PROMPT:
Copy all lines holding the word "小哥播报" from the entries.

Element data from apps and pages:
----
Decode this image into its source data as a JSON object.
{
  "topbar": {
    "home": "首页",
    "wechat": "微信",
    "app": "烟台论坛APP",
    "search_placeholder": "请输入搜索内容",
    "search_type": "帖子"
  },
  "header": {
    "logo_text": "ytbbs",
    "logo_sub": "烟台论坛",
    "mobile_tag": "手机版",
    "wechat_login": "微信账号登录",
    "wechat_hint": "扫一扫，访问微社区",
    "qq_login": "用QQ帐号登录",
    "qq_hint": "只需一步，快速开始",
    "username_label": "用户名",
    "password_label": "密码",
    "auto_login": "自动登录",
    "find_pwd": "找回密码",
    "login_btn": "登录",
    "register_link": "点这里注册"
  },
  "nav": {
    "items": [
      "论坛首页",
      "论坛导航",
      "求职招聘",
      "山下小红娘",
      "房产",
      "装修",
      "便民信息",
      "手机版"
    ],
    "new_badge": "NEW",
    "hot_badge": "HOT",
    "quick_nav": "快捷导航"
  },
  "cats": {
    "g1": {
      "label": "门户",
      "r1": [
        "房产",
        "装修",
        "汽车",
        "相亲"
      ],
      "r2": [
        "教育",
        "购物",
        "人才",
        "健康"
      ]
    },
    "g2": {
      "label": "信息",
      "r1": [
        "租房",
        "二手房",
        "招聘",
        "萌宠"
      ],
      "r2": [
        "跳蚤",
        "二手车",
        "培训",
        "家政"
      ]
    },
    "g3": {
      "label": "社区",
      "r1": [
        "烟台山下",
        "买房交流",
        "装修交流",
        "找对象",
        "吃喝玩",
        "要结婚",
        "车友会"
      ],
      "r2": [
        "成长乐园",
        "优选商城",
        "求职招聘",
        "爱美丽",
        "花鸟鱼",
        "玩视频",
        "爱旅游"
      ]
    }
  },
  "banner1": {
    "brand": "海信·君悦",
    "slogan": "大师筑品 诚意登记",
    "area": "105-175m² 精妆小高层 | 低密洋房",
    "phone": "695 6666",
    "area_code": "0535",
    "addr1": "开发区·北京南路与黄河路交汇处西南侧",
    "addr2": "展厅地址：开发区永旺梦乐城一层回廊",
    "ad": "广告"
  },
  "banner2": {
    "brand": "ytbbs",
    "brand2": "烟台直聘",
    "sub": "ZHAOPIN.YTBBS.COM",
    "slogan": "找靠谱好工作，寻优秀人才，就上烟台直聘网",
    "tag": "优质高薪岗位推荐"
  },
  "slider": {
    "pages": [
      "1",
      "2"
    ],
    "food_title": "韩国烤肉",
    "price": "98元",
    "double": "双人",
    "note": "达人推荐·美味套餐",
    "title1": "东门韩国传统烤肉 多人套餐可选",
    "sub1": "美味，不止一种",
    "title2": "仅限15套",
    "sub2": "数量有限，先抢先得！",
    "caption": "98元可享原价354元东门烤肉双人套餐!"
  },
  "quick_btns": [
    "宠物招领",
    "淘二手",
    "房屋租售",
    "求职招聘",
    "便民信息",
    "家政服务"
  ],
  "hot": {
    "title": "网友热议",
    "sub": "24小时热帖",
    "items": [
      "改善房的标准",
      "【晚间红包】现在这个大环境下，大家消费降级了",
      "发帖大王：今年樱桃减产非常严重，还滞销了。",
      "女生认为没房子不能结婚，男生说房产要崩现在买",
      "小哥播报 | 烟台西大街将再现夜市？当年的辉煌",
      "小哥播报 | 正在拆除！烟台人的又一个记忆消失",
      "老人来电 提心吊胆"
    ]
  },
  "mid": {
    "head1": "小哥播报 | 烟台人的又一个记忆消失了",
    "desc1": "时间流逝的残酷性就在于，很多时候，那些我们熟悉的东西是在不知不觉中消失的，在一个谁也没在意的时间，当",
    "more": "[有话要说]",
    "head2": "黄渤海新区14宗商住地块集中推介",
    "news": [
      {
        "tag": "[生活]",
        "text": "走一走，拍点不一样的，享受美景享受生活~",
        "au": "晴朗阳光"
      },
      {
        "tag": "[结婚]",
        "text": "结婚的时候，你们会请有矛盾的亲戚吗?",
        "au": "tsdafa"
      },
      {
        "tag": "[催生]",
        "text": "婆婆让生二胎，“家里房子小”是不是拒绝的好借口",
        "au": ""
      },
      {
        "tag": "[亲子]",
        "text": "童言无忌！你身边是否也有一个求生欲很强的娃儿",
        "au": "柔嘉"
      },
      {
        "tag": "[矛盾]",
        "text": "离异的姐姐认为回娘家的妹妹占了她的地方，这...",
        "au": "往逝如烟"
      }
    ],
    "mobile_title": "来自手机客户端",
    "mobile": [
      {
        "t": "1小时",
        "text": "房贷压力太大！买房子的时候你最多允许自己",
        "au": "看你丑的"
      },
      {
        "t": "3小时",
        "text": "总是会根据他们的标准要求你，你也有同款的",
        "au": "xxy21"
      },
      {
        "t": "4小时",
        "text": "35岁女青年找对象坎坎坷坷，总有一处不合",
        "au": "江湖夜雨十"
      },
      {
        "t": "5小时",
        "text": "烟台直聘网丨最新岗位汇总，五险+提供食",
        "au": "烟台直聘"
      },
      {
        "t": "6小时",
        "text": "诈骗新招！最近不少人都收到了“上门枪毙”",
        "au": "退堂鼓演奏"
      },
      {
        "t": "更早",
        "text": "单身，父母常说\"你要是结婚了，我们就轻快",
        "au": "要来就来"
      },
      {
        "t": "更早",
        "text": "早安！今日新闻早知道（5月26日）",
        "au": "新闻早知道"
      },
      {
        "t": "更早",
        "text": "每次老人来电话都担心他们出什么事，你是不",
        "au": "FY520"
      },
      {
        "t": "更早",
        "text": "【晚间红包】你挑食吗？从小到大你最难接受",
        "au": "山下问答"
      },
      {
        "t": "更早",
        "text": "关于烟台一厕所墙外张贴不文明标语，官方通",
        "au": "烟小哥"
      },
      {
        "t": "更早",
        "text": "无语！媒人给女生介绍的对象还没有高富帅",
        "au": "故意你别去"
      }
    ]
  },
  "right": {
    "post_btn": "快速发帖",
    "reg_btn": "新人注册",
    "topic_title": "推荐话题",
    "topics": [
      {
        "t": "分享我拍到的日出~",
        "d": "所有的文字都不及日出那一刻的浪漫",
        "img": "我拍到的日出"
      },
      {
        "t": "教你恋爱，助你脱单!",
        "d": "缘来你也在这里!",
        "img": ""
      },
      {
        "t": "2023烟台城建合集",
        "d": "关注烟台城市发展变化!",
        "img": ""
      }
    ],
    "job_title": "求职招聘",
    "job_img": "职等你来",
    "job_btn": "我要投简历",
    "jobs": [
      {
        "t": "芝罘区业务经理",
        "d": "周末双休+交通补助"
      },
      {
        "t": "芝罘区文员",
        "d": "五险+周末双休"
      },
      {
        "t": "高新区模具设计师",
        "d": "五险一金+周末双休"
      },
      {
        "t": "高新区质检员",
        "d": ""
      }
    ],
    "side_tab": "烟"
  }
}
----
ANSWER TO THIS TASK:
      "小哥播报 | 烟台西大街将再现夜市？当年的辉煌",
      "小哥播报 | 正在拆除！烟台人的又一个记忆消失",
    "head1": "小哥播报 | 烟台人的又一个记忆消失了",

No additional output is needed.